We see a once-in-a-generation opportunity to make a practical difference to the education and life chances of girls in South Sudan, and especially within the school's catchment area, Western Equatoria State.
Ibba Girls' Boarding School aims to provide high-quality education across the five years of upper primary school and the four-year secondary curriculum. Offering 'excellence without elitism', it is open to all, regardless of their families' background, status or income. Rooted in Christian values, the school welcomes people of all faiths and none.
The school aims to educate and empower young women with the values, knowledge and skills for life, work and leadership so that they can transform their communities and their nation.
IGBS aims to provide a safe, stimulating and supportive environment in which all young people have the freedom and the opportunities to fulfil their unique potential academically, physically, socially, emotionally and spiritually, through dedicated, innovative and enthusiastic teaching and learning.
The school focuses on girls only because so few get the chance of education; only 1 in 5 girls are still in school by the age of around 10. The school spans upper primary and secondary as these are the years with the highest drop-out rates nationally.

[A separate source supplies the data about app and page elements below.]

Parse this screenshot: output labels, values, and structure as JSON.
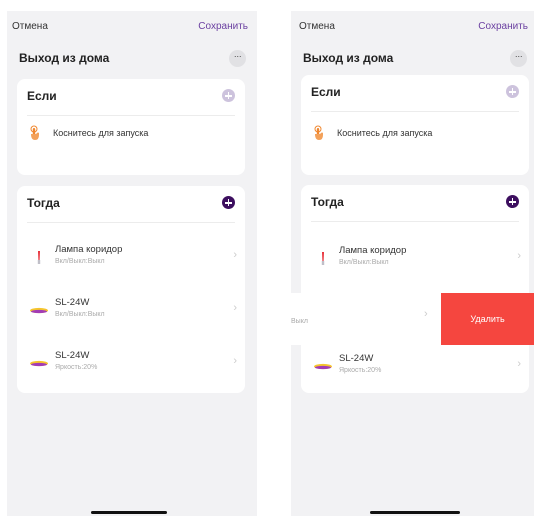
{
  "left": {
    "cancel": "Отмена",
    "save": "Сохранить",
    "scene_title": "Выход из дома",
    "more": "···",
    "if_card": {
      "title": "Если",
      "trigger": "Коснитесь для запуска"
    },
    "then_card": {
      "title": "Тогда",
      "actions": [
        {
          "name": "Лампа коридор",
          "state": "Вкл/Выкл:Выкл",
          "icon": "bulb-icon"
        },
        {
          "name": "SL-24W",
          "state": "Вкл/Выкл:Выкл",
          "icon": "lamp-disc-icon"
        },
        {
          "name": "SL-24W",
          "state": "Яркость:20%",
          "icon": "lamp-disc-icon"
        }
      ]
    }
  },
  "right": {
    "cancel": "Отмена",
    "save": "Сохранить",
    "scene_title": "Выход из дома",
    "more": "···",
    "if_card": {
      "title": "Если",
      "trigger": "Коснитесь для запуска"
    },
    "then_card": {
      "title": "Тогда",
      "actions": [
        {
          "name": "Лампа коридор",
          "state": "Вкл/Выкл:Выкл",
          "icon": "bulb-icon"
        },
        {
          "name": "SL-24W",
          "state": "Яркость:20%",
          "icon": "lamp-disc-icon"
        }
      ]
    },
    "swipe_row": {
      "partial_state": "Выкл",
      "delete": "Удалить"
    }
  },
  "colors": {
    "accent": "#6a3fa0",
    "dark_plus": "#3d0f5f",
    "delete": "#f5463f",
    "background": "#f2f2f4"
  }
}
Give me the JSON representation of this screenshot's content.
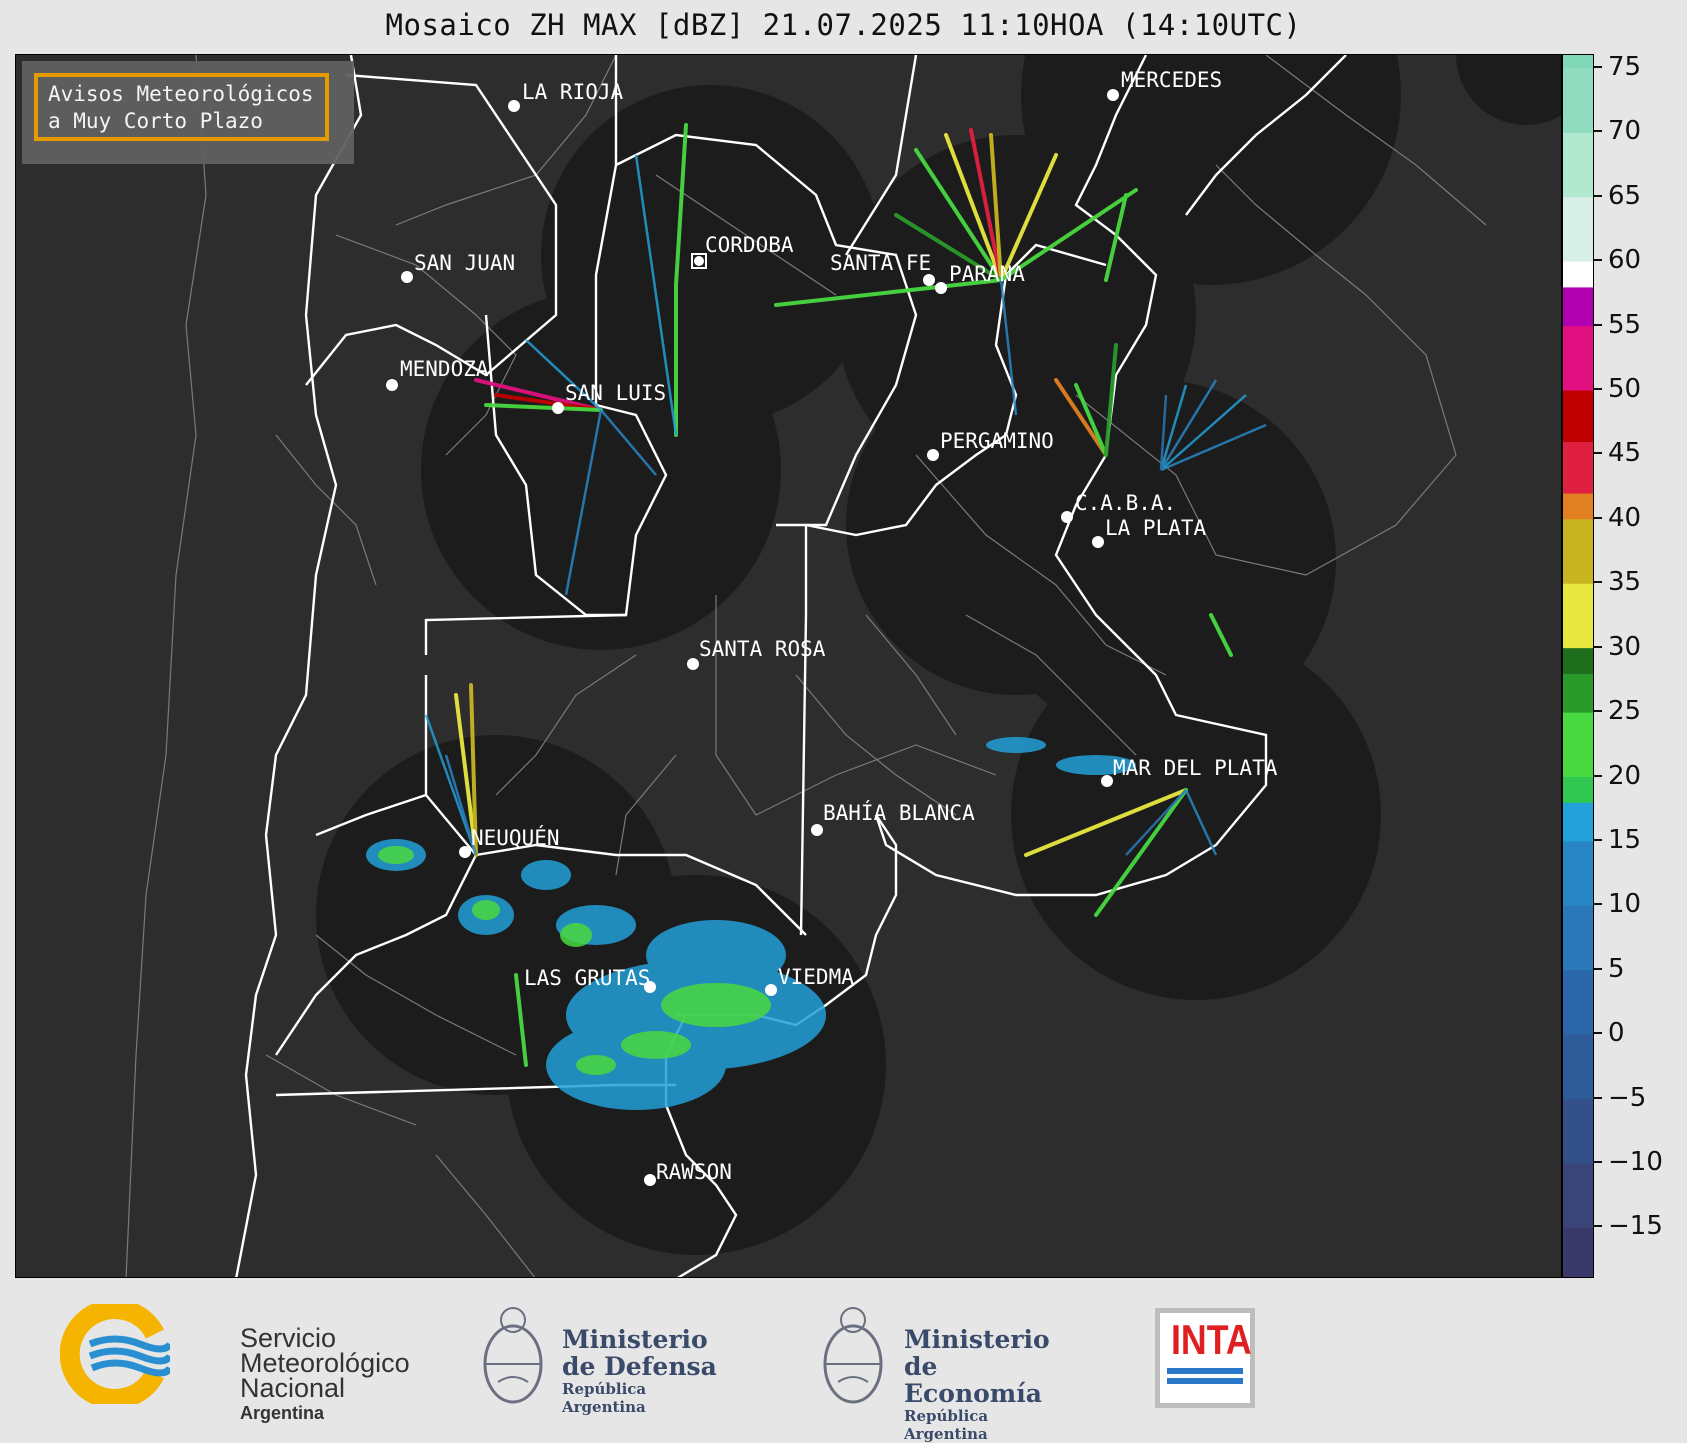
{
  "title": "Mosaico ZH MAX [dBZ] 21.07.2025 11:10HOA (14:10UTC)",
  "avisos": {
    "line1": "Avisos Meteorológicos",
    "line2": "a Muy Corto Plazo"
  },
  "cities": [
    {
      "name": "LA RIOJA"
    },
    {
      "name": "MERCEDES"
    },
    {
      "name": "CORDOBA"
    },
    {
      "name": "SAN JUAN"
    },
    {
      "name": "SANTA FE"
    },
    {
      "name": "PARANA"
    },
    {
      "name": "MENDOZA"
    },
    {
      "name": "SAN LUIS"
    },
    {
      "name": "PERGAMINO"
    },
    {
      "name": "C.A.B.A."
    },
    {
      "name": "LA PLATA"
    },
    {
      "name": "SANTA ROSA"
    },
    {
      "name": "MAR DEL PLATA"
    },
    {
      "name": "BAHÍA BLANCA"
    },
    {
      "name": "NEUQUÉN"
    },
    {
      "name": "LAS GRUTAS"
    },
    {
      "name": "VIEDMA"
    },
    {
      "name": "RAWSON"
    }
  ],
  "colorbar": {
    "unit": "dBZ",
    "min": -19,
    "max": 76,
    "ticks": [
      "75",
      "70",
      "65",
      "60",
      "55",
      "50",
      "45",
      "40",
      "35",
      "30",
      "25",
      "20",
      "15",
      "10",
      "5",
      "0",
      "−5",
      "−10",
      "−15"
    ],
    "tick_values": [
      75,
      70,
      65,
      60,
      55,
      50,
      45,
      40,
      35,
      30,
      25,
      20,
      15,
      10,
      5,
      0,
      -5,
      -10,
      -15
    ],
    "colors": {
      "-20": "#3a3a6a",
      "-15": "#3a4478",
      "-10": "#34508a",
      "-5": "#2f5c98",
      "0": "#2a66a8",
      "5": "#2a78b8",
      "10": "#2886c4",
      "15": "#22a0d8",
      "18": "#30c850",
      "20": "#48d840",
      "25": "#2a9a2a",
      "28": "#1e6e1e",
      "30": "#e8e840",
      "35": "#c8b420",
      "40": "#e08020",
      "42": "#e02040",
      "46": "#c00000",
      "50": "#e01080",
      "55": "#b000b0",
      "58": "#ffffff",
      "60": "#d8f0e8",
      "65": "#b0e8d0",
      "70": "#90dcc0",
      "75": "#80d8b8"
    }
  },
  "footer": {
    "smn": {
      "line1": "Servicio",
      "line2": "Meteorológico",
      "line3": "Nacional",
      "line4": "Argentina"
    },
    "defensa": {
      "line1": "Ministerio",
      "line2": "de Defensa",
      "line3": "República Argentina"
    },
    "economia": {
      "line1": "Ministerio",
      "line2": "de Economía",
      "line3": "República Argentina"
    },
    "inta": {
      "label": "INTA"
    }
  }
}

To fulfil our aim of combining excellence with accessibility, the school is residential, allowing girls from a wide catchment area (about the size of Scotland) to attend and to study safely, protected from early and forced marriage and pregnancy and without the additional pressure of domestic duties during term-time.
We also aim to uplift the performance of feeder primary schools in the surrounding area by funding additional teachers, training and books, and also to support literacy and adult education classes.
In 2008 Professors John Benington and Jean Hartley (both then at Warwick University) were asked by the interim Government of South Sudan to go to Juba, the new capital, to run a series of workshops on public management for newly appointed Government officials.
Bridget Nagomoro was one of these officials, then working in the Ministry of Commerce, Trade and Industry.
Sitting beside the Nile, she told John about a dream she had had, calling her to set up a boarding school for girls in Ibba, the village in which she had been born and brought up. At the time she was one of very few girls from Ibba to have had schooling beyond age 10 (eventually going on to get a University degree).
She asked John to help make her vision real, by developing a detailed plan, and helping to raise the finance needed. She then gave up her job in the national government in Juba to return to Ibba County as local Government Commissioner so that she could be actively involved in developing the school. She mobilized active support for her vision from a wide network of people, including local chiefs and clergy, parents, educators in South Sudan, and government at county, state and national levels.
She donated a large plot of family land on which to build the school and also inspired the village chief, Severio, to give an adjacent plot of land - making a total of 73 acres available for the school. Chief Severio has since donated a further plot to help the school grow its own food.
In 2011, Friends of Ibba Girls’ School (FIGS) was registered as a UK charity, to support the design, building and development of the school with funding and professional/technical advice (e.g. architecture, governance, financial management and quality teaching and learning).
In 2013, Ibba Girls Boarding School was registered under South Sudanese law, with its own body of South Sudanese Trustees and Board of Governors (on which the UK Trustees are represented).
In March 2014, the school opened to its first 40 ten-year-old girl students and marked this achievement with an official Opening Ceremony.
Since 2014, another 5 cohorts of girls have joined the school, so that it now spans Primary 4 to Secondary 1, with 220 girl students living and learning at Ibba with great enthusiasm. The initial cohort sat their Primary Leaving Exams in 2018 and the top 6 scorers in the country were all from Ibba Girls' Boarding School. IGBS was also the only school to receive a 100% pass rate.
This is a wonderful result from such a young school, nothing short of a miracle. However, we still need to raise sufficient funding year on year so these girls can continue their education - and so over the next 3 years, another 120 girls can enrol, and receive the priceless opportunity to learn.